> [Problem]
Go through the records and report each line holding the string "this".

> [Material shown]
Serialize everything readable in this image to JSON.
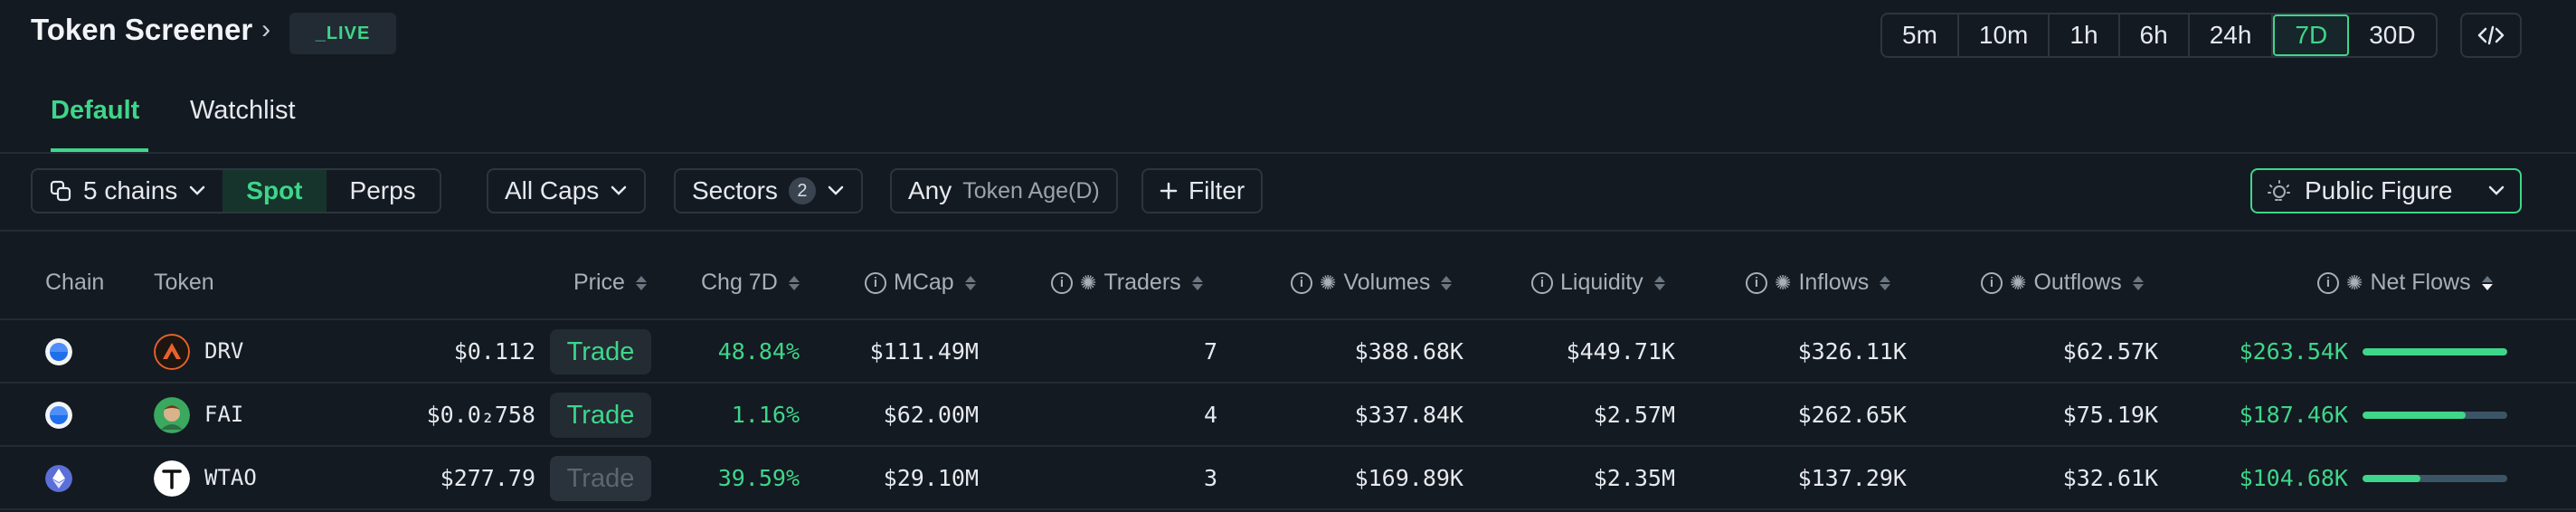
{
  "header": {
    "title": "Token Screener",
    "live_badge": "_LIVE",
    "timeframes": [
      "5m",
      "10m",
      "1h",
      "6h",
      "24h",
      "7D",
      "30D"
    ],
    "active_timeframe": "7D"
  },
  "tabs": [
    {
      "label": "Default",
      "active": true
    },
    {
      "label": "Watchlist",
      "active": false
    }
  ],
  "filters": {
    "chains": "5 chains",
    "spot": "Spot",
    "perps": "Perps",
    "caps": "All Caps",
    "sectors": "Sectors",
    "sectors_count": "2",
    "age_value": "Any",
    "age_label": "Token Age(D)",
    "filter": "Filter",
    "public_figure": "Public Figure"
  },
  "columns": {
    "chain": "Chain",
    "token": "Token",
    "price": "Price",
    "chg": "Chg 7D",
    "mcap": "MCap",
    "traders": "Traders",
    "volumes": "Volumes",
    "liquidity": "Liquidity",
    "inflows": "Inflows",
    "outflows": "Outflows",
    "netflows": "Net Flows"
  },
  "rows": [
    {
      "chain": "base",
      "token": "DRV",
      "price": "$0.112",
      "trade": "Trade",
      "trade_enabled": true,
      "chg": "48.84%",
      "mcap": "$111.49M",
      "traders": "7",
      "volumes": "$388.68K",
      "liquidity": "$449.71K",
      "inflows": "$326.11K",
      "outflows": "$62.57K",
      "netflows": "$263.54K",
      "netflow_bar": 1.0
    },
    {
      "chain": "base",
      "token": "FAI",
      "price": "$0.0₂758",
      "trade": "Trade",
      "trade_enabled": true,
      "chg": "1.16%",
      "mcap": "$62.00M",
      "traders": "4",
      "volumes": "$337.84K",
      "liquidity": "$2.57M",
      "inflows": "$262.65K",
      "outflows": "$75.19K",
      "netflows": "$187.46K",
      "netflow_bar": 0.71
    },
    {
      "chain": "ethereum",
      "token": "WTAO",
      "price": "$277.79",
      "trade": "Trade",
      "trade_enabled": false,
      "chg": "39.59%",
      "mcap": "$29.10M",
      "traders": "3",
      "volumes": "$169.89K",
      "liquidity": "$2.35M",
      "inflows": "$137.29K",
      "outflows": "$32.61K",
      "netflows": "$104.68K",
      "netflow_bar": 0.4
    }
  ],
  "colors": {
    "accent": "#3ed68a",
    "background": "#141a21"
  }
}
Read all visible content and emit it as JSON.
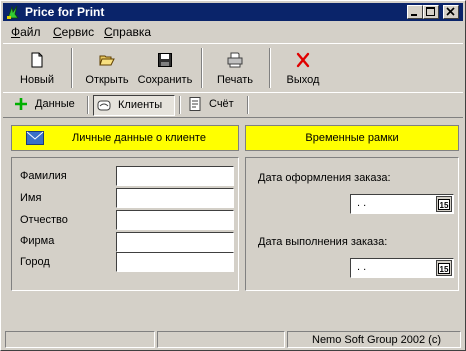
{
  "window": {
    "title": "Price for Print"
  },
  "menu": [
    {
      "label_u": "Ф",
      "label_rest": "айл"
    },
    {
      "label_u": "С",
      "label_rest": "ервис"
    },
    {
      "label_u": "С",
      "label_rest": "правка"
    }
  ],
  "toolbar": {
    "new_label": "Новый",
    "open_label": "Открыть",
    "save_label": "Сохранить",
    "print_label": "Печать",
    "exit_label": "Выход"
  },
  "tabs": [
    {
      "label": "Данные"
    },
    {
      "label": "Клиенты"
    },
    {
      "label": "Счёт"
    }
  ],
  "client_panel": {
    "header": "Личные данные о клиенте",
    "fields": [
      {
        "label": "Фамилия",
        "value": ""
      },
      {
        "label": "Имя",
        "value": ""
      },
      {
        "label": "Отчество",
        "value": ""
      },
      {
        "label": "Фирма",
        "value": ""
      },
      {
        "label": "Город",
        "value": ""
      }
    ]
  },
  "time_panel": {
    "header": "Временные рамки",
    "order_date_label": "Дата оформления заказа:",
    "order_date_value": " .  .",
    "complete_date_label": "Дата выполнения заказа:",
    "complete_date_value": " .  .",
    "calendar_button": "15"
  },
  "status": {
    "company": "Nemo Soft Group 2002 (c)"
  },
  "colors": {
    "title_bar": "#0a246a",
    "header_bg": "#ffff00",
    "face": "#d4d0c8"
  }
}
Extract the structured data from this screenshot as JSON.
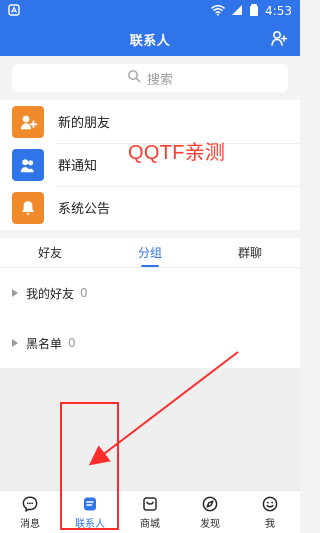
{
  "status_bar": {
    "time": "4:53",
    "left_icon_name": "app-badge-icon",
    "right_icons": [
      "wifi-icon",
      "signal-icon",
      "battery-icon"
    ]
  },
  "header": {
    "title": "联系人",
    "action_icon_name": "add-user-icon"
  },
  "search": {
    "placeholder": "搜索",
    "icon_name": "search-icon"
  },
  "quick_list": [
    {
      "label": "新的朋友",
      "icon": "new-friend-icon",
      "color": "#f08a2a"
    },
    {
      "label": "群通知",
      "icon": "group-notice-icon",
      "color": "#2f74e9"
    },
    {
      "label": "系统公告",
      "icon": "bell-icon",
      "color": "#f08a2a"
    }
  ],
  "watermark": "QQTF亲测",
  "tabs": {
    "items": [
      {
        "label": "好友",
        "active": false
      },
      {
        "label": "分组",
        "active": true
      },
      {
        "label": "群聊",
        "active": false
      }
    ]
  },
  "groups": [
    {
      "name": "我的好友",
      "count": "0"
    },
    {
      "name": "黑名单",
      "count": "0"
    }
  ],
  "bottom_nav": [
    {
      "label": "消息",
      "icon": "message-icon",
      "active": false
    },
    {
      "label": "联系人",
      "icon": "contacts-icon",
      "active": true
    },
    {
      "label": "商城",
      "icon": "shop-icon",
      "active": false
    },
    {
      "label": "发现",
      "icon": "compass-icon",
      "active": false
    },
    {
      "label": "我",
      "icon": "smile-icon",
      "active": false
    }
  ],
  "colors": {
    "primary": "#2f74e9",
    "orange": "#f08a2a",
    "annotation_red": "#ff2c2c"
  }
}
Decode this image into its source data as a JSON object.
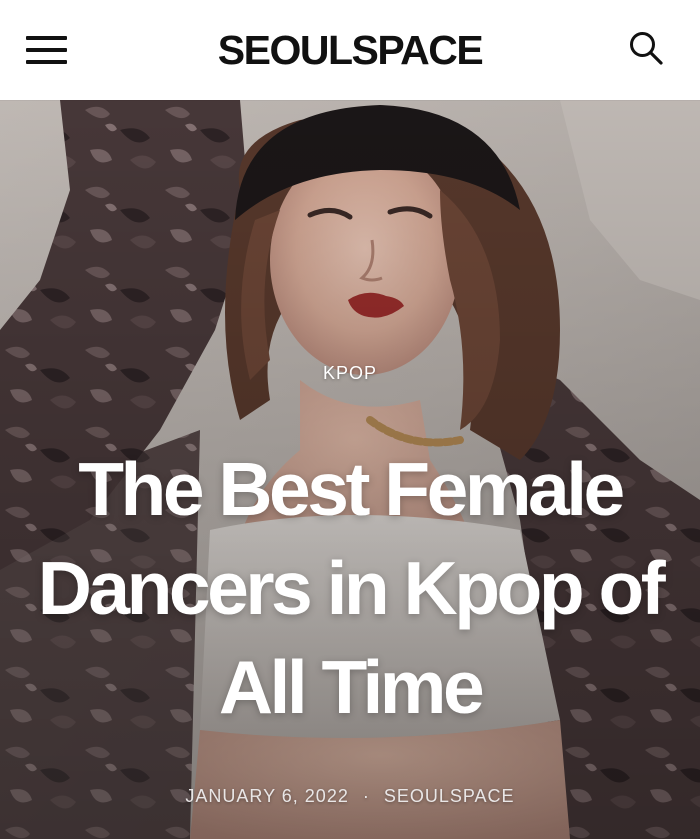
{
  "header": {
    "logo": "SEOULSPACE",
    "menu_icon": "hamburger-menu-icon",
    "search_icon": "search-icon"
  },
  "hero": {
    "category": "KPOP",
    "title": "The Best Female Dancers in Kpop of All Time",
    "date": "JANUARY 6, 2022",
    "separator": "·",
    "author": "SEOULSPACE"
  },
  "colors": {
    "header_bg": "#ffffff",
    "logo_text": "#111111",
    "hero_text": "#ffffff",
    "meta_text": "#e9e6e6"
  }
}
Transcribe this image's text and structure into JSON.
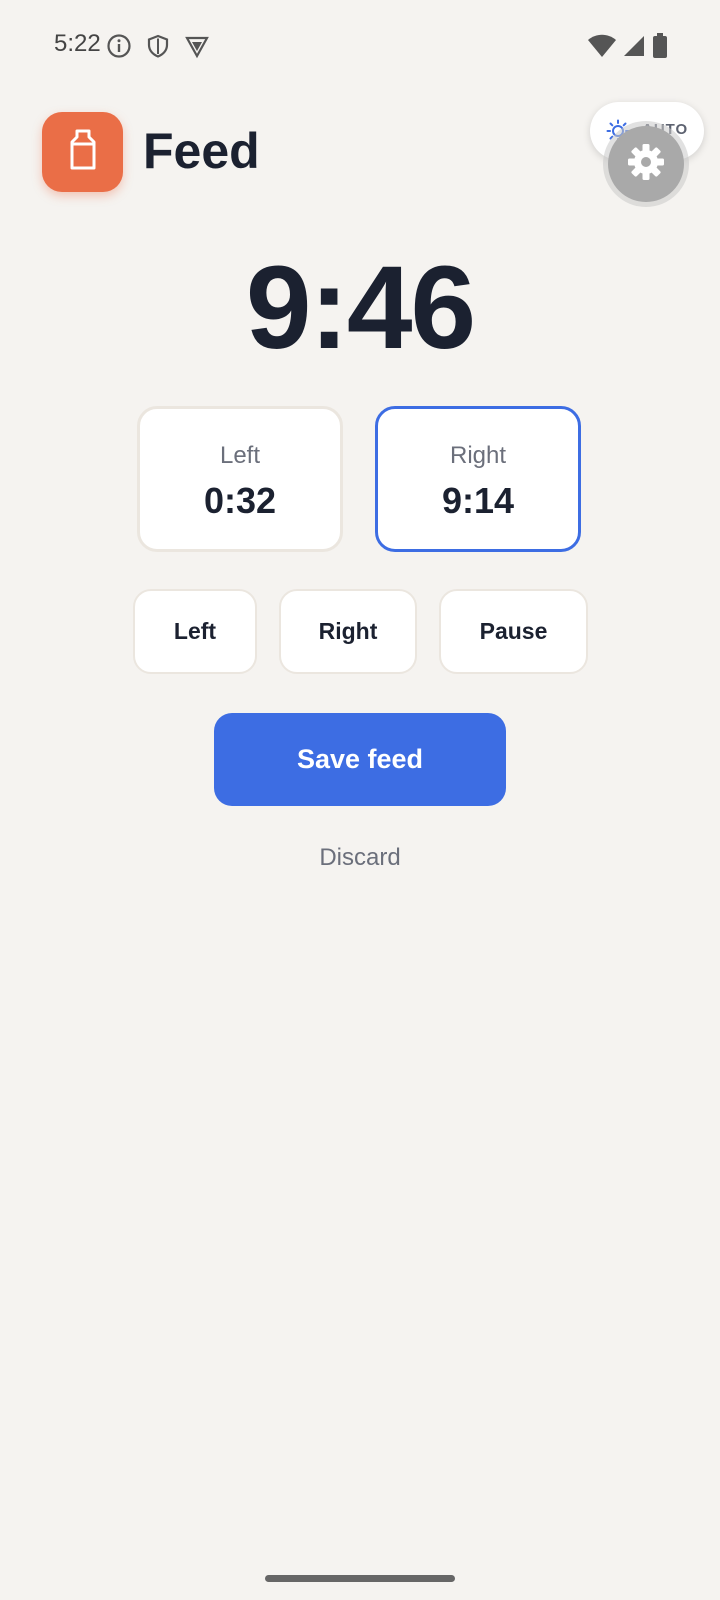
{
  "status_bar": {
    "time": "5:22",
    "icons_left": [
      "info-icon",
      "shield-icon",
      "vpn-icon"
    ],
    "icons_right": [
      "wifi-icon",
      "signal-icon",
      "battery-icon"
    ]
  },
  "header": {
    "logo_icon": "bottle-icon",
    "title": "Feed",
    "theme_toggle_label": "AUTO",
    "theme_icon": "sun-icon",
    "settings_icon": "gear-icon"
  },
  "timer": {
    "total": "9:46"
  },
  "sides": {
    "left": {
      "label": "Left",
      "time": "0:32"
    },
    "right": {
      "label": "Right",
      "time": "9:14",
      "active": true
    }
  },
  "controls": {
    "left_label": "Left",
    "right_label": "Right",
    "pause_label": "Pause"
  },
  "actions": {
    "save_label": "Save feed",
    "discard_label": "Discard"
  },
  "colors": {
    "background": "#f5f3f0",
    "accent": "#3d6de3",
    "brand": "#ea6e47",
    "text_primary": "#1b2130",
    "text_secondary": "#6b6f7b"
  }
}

> [Solution]
Serialize everything readable in this image to JSON.
Extract the structured data from this screenshot as JSON.
Decode this image into its source data as a JSON object.
Transcribe this image's text and structure into JSON.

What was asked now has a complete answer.